The records that follow must be repeated exactly as they stand.

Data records
● ● ● ● ●
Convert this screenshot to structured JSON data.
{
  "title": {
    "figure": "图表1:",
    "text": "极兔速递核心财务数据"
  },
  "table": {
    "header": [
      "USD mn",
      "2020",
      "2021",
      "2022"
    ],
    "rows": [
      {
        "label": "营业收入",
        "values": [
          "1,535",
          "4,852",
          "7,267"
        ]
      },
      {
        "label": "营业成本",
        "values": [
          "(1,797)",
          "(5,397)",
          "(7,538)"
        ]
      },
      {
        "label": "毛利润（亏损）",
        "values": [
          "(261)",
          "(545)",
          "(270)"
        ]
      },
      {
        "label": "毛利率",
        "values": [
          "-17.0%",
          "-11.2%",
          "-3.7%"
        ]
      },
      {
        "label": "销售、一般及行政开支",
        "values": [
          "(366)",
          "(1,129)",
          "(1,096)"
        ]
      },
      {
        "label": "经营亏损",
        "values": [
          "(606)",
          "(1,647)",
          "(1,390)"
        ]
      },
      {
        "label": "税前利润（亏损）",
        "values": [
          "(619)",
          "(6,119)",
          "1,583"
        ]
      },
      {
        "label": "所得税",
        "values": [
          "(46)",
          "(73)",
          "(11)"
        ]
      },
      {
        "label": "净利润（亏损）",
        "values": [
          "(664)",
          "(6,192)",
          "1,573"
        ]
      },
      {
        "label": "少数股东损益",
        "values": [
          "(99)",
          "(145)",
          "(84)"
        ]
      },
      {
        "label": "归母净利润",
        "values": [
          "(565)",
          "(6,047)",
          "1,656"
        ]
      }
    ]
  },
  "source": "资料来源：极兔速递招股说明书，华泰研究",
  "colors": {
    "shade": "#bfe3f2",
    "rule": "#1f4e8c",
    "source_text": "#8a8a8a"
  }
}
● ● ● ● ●
▸ **RESPONSE BOX**
Convert this screenshot to structured JSON data.
{
  "title": {
    "figure": "图表1:",
    "text": "极兔速递核心财务数据"
  },
  "table": {
    "header": [
      "USD mn",
      "2020",
      "2021",
      "2022"
    ],
    "rows": [
      {
        "label": "营业收入",
        "values": [
          "1,535",
          "4,852",
          "7,267"
        ]
      },
      {
        "label": "营业成本",
        "values": [
          "(1,797)",
          "(5,397)",
          "(7,538)"
        ]
      },
      {
        "label": "毛利润（亏损）",
        "values": [
          "(261)",
          "(545)",
          "(270)"
        ]
      },
      {
        "label": "毛利率",
        "values": [
          "-17.0%",
          "-11.2%",
          "-3.7%"
        ]
      },
      {
        "label": "销售、一般及行政开支",
        "values": [
          "(366)",
          "(1,129)",
          "(1,096)"
        ]
      },
      {
        "label": "经营亏损",
        "values": [
          "(606)",
          "(1,647)",
          "(1,390)"
        ]
      },
      {
        "label": "税前利润（亏损）",
        "values": [
          "(619)",
          "(6,119)",
          "1,583"
        ]
      },
      {
        "label": "所得税",
        "values": [
          "(46)",
          "(73)",
          "(11)"
        ]
      },
      {
        "label": "净利润（亏损）",
        "values": [
          "(664)",
          "(6,192)",
          "1,573"
        ]
      },
      {
        "label": "少数股东损益",
        "values": [
          "(99)",
          "(145)",
          "(84)"
        ]
      },
      {
        "label": "归母净利润",
        "values": [
          "(565)",
          "(6,047)",
          "1,656"
        ]
      }
    ]
  },
  "source": "资料来源：极兔速递招股说明书，华泰研究",
  "colors": {
    "shade": "#bfe3f2",
    "rule": "#1f4e8c",
    "source_text": "#8a8a8a"
  }
}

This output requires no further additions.